» Exercise requirements:
As an exercise, copy out the entries exactly as written.

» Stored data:
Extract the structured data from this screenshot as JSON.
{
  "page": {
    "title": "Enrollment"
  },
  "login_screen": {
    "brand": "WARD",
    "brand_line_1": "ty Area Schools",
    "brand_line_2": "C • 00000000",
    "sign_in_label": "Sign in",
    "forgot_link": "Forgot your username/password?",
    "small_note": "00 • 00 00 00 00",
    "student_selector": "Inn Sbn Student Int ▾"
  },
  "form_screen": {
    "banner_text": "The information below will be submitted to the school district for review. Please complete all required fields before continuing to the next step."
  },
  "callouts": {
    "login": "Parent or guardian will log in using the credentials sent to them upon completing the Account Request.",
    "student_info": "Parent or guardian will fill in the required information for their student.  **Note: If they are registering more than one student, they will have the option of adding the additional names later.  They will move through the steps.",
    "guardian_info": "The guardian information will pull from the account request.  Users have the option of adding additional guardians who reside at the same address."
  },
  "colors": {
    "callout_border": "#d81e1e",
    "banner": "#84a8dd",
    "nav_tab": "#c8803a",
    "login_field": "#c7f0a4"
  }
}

» Answer:
Extract the structured data from this screenshot as JSON.
{
  "page": {
    "title": "Enrollment"
  },
  "login_screen": {
    "brand": "WARD",
    "brand_line_1": "ty Area Schools",
    "brand_line_2": "C • 00000000",
    "sign_in_label": "Sign in",
    "forgot_link": "Forgot your username/password?",
    "small_note": "00 • 00 00 00 00",
    "student_selector": "Inn Sbn Student Int ▾"
  },
  "form_screen": {
    "banner_text": "The information below will be submitted to the school district for review. Please complete all required fields before continuing to the next step."
  },
  "callouts": {
    "login": "Parent or guardian will log in using the credentials sent to them upon completing the Account Request.",
    "student_info": "Parent or guardian will fill in the required information for their student.  **Note: If they are registering more than one student, they will have the option of adding the additional names later.  They will move through the steps.",
    "guardian_info": "The guardian information will pull from the account request.  Users have the option of adding additional guardians who reside at the same address."
  },
  "colors": {
    "callout_border": "#d81e1e",
    "banner": "#84a8dd",
    "nav_tab": "#c8803a",
    "login_field": "#c7f0a4"
  }
}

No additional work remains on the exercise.